Dataset rows describing interfaces:
# # # # # # #

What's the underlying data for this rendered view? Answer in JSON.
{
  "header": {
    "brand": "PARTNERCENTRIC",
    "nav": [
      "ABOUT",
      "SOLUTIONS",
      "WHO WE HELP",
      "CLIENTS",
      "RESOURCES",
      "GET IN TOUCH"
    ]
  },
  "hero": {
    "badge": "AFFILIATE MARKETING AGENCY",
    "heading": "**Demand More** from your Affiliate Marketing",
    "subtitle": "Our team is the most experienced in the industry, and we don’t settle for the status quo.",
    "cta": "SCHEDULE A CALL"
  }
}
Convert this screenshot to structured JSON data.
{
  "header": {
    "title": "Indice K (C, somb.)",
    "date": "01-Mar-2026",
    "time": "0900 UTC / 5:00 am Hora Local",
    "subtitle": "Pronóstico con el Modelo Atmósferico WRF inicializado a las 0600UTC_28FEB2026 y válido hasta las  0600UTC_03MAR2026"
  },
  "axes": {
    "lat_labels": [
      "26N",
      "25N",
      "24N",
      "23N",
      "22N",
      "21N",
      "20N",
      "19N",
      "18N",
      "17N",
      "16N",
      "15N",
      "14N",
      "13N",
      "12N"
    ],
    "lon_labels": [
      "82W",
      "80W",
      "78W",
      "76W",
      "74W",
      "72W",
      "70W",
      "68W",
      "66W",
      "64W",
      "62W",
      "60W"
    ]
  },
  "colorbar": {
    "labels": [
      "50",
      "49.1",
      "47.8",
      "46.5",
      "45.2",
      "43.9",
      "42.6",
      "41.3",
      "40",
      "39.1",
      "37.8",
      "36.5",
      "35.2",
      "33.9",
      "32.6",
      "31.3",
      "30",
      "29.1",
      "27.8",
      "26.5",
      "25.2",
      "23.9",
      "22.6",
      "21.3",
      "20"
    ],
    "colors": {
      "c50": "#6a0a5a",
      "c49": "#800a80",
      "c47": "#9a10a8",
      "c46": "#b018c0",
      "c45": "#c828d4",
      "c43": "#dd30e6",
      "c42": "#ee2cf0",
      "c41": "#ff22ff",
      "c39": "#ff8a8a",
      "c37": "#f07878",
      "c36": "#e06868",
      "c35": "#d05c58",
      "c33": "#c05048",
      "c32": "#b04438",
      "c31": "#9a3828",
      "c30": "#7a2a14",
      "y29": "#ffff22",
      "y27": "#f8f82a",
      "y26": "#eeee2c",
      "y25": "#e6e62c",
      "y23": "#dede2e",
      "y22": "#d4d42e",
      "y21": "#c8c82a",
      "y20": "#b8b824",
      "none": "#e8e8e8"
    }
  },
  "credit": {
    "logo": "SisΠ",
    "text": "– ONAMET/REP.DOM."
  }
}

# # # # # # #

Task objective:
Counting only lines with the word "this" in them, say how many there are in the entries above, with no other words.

Answer space:
2